GTCR has reunited with some familiar faces to launch the Chicago private equity firm’s new platform investment, Blucrest. The move marks GTCR’s second partnership with David Inns, Lynn Herrick and Bill Yates, whom the firm backed in 2017 with the acquisition of GreatCall, a provider of connected health and personal emergency-response services for senior citizens across the US. In their roles as CEO, COO and CMO of GreatCall, the team took the company from pre-revenue in 2006 to an acquisition by Best Buy for $800 million in 2018.
PE Hub interviewed GTCR’s David Donnini, managing director and head of business and consumer services, and Tom Ehrhart, principal.
Blucrest was announced earlier in the month; no financial terms were disclosed. So far, Blucrest is three people, an idea and a capital commitment from GTCR.
While GreatCall focused on personal emergency devices, Blucrest will “acquire companies and assets to build a consumer services business focused on products that simplify people’s lives,” said Donnini. Blucrest will avoid personal emergency devices to avoid competing with the team’s prior company.
“Now they’re partnering with us again, and that history and business model is something we’d like to find another opportunity to develop,’ said Ehrhart, referring to the trio of executives. “When we say that, we mean there will be a product element to it and a recurring subscription. Some examples could be the smart home space, including the remote monitoring of cameras, or the self-installed security or the smart doorbell that then have cloud-based storage, video monitoring, sometimes video verification, on the back end. The purpose of the product is that it gives you that insight, peace of mind. From a business perspective, the attachment of the recurring revenue makes it really attractive. Those are the types of businesses and models, we’re looking at — those with a product element with an actual back-end service and a subscription model.”
GTCR’s The Leaders Strategy is about backing teams that have been there, done that — and can do it again.
“If they’ve been successful in these business models or in these industries in the past, we get a high degree of confidence, and they get a high degree of confidence in their ability to do it again,” he said. “We like to back teams that like to invest in themselves. Finding those teams that are a little more interested in developing a thesis and partnering with us to identify opportunities — we always find it really exciting. And there’s benefits for them to be at the ground floor of the diligence, to seize the opportunity, as opposed to us finding an acquisition.”
Although the investing waters are as choppy as ever today, Ehrhart said that for the “good opportunities,” the firm is still finding ways to finance those.

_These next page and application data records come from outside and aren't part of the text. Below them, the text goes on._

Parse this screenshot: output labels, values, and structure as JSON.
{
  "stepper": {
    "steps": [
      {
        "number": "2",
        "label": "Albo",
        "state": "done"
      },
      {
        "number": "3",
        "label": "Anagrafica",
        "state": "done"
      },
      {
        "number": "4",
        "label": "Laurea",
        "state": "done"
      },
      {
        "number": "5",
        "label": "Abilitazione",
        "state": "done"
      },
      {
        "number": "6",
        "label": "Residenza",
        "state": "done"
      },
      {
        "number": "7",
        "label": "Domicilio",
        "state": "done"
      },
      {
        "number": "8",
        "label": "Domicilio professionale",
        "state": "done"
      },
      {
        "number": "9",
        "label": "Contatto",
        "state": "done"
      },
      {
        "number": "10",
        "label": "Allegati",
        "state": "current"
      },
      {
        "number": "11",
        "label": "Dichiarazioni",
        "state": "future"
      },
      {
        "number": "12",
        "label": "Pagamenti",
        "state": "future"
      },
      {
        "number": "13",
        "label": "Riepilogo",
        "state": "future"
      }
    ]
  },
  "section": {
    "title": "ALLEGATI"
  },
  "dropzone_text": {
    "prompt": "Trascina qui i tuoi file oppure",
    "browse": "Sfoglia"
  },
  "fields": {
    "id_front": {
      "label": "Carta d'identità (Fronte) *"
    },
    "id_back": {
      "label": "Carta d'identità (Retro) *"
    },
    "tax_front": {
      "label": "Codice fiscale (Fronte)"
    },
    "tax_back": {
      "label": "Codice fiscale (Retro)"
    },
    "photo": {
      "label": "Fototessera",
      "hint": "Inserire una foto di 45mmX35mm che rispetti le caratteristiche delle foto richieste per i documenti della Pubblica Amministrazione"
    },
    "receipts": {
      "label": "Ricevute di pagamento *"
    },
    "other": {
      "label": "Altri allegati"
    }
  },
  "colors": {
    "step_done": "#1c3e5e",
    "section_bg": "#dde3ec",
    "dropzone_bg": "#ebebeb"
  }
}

“Specifically for consumer subscription businesses, we’re still seeing opportunities,” he said. “They’re more recession resilient, maybe not growing at the same relative rates, but a lot of these are non-discretionary purchases by nature. The business model that they’ve built in the past is usually one that is consumer friendly. That is, no long-term contracts that build an efficient customer acquisition engine, so we can provide these services at affordable prices. We don’t view it as macro-exposed as some other areas that we invest in. We’ll still see activity, but it’s a lot more difficult to finance larger transactions, and a lot more costly from a debt perspective than it was six months ago.”
Activity is not down in all parts of the market, however, according to Donnini.
“We’ve seen this in other periods, when we do a fair number of corporate carve-outs, for instance, and corporate selling tends to increase in these types of environments,” he said. “A lot of public companies find it a good time to kind of get back to their core. That’s non-strategic assets, etc. We’re seeing more activity in that regard, and in a lot of ways, as we have in past periods like this.”
He also noted that GTCR buys a lot of family businesses.
“What drives families to sell is often independent of the market cycle and more a function of what’s going on in their personal situations,” Donnini explained. “PE to PE activity is certainly down, but that is not as big a part of what we do. Probably for these types of businesses in particularl, it’s not as likely a place for us to be necessarily finding an opportunity. I think we would anticipate less impact from that.”
He added that after the financial crisis, the firm did a lot of carve-outs and saw a lot of that in those periods. “Nobody’s necessarily saying we’re quite there yet in this period, but we’re closer than we were a year ago,” he said.
To learn more about GTCR’s investment strategy and The Leaders Strategy, read PE Hub’s profile of the firm’s healthcare investment approach here.